Fata youth arrive in capital
Looking determined to contribute towards the uplift of the country, representatives of youth from Federally Administered Tribal Areas (Fata) on Monday pointed out that unemployment and lack of education were the basic problems of their area.
Speaking at the opening ceremony of the ‘See Pakistan Camp,’ organised by the Ministry of Youth Affairs for the 70-member youth group from Fata, they said those problems were the key reason for frustration among youth that left them with no choice but to join extremist elements.
A ‘first of its kind’ initiative by the ministry to promote national integration and bridge cultural and linguistic gaps among youth, the camp would provide an environment in which youth could interact and work together with their counterparts in other provinces.
In the camp that continues through to June 29, the ‘all boys’ group would be taken to different historical and cultural places like Lok Virsa, Taxila Museum, Tarbela Dam, Pakistan Monument, Faisal Mosque and Shakarparian.
The group will also be taken to Lahore, Gujrat, Wazirabad and Sialkot to show them historical places and industries there in order to introduce them to the economic development, especially in the industrial sector.
In his welcome address, Ministry of Youth Affairs Secretary Ishfaq Mahmood said that the energetic and progressive youth of Fata could play a vital role in the development of their area and the country.
He urged the participants not to restrict their trip to sightseeing but come up with practical suggestions on how to develop Fata on the lines of modern cities. “Your suggestions for social and economic uplift of the area will be forwarded to the relevant departments,” he said adding that their recommendations could provide useful guidelines to the government about the aspirations of the community living in that area.
Upon finding an opportunity to highlight their basic issues in the media, a big number of students gathered around the media persons with each of them being well aware of the causes and solutions to their problems.
Majority of students told ‘The News’ that it was their first trip to Islamabad and when they compared it with their area, it was like visiting another country.

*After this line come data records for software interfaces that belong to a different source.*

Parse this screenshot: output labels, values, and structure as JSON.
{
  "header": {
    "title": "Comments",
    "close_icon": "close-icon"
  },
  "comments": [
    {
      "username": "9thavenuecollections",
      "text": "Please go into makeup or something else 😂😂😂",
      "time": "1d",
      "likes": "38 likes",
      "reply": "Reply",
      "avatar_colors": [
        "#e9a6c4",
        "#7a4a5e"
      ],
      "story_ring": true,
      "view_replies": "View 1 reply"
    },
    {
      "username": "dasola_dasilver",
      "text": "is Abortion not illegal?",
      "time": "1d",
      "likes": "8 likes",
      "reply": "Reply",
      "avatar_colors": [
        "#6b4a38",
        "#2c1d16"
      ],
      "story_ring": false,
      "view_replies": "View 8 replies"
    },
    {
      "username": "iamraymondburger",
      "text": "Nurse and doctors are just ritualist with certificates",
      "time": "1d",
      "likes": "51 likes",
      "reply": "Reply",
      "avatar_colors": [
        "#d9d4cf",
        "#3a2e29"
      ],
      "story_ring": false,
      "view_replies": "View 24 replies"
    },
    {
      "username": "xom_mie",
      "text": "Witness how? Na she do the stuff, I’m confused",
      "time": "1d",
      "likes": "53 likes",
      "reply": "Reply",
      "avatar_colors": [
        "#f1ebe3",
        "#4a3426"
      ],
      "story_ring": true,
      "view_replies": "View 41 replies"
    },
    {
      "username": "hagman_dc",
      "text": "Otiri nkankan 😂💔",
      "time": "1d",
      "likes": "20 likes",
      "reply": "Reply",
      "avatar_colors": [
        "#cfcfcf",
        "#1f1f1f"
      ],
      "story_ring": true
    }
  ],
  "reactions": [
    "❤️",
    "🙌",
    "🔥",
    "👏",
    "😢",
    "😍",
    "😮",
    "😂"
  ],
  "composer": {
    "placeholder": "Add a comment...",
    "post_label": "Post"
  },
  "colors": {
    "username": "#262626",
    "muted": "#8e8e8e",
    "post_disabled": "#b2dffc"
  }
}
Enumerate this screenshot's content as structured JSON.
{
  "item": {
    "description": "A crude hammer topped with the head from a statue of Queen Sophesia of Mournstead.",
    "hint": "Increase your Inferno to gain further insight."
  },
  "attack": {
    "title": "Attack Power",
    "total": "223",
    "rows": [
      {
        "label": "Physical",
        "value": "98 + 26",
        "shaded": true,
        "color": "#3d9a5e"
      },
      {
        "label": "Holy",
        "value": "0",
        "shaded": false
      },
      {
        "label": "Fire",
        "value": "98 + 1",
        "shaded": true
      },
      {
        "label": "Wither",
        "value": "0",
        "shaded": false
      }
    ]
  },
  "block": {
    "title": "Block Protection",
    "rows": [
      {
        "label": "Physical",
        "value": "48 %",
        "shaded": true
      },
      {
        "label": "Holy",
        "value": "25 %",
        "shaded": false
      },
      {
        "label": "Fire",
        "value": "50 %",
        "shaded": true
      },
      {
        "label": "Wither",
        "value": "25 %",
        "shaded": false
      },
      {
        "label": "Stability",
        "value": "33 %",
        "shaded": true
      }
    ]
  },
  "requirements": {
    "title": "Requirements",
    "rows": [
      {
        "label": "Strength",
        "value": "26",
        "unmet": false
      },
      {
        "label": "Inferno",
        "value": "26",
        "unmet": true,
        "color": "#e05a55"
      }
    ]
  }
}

They complained that their region had always been used for political purposes both nationally and internationally and its development was never a priority for the government.
Negating the fact that Fata was a land of warriors, they said that it was a completely wrong notion. “We are the victims of international politics otherwise the common man in our area wants to be as developed as people in other parts of the country,” they said.
Looking more confident than any other well-educated youngster of posh English medium school, they said that more such trips be arranged for Fata youth and that this interaction could contribute towards the social uplift of the area.
Responding to a question on forming a youth group that could pressurise the elders to develop the area, they said that it was not possible because of politically charged environment. “If we criticise Taliban, we will receive threats from them and if we do the same against the government, we will be considered Taliban,” they said.
Muhammad Arif from Landikotal said that Fata was portrayed wrongly in the media. “Most of the suicide bombers were coming from the settled part of the country and they are also educated,” he said adding that people in the area were fed up with continuous poor law and order situation and wanted peace and stability there.
Representing Bajaur Agency, Ziauddin said that if religious scholars all around the country started acting with more responsibility, half of the problems of their area could be solved. He regretted that every gunshot in their region was reported but no stories about the lack of facilities or deplorable condition the people living in Fata had ever been published.
Pointing towards another problem, Karamat Shinwari of Khyber Agency said that schools were constructed in most parts of the area but due to lack of facilities, low pays and dearth of incentives, teachers hardly took classes. “Instead of employing local population, majority of the teachers were taken from the settled areas on low salaries,” he added.
He demanded a separate quality university, as quota for Fata students in universities was very low. “With dearth of opportunities for higher education in medicine and engineering for Fata students around the country, most students opt for business management,” he said. He stressed the need for audit of political agents so that investment made in the area could be utilised for development.
Sharing their views about women, they said that if a separate camp for girls was organised, people might consider sending their daughters. They regretted that educating a girl beyond matriculation was still considered vulgarity in their area. They hoped that with time and more investment for the development of the area, the mindsets would also start changing.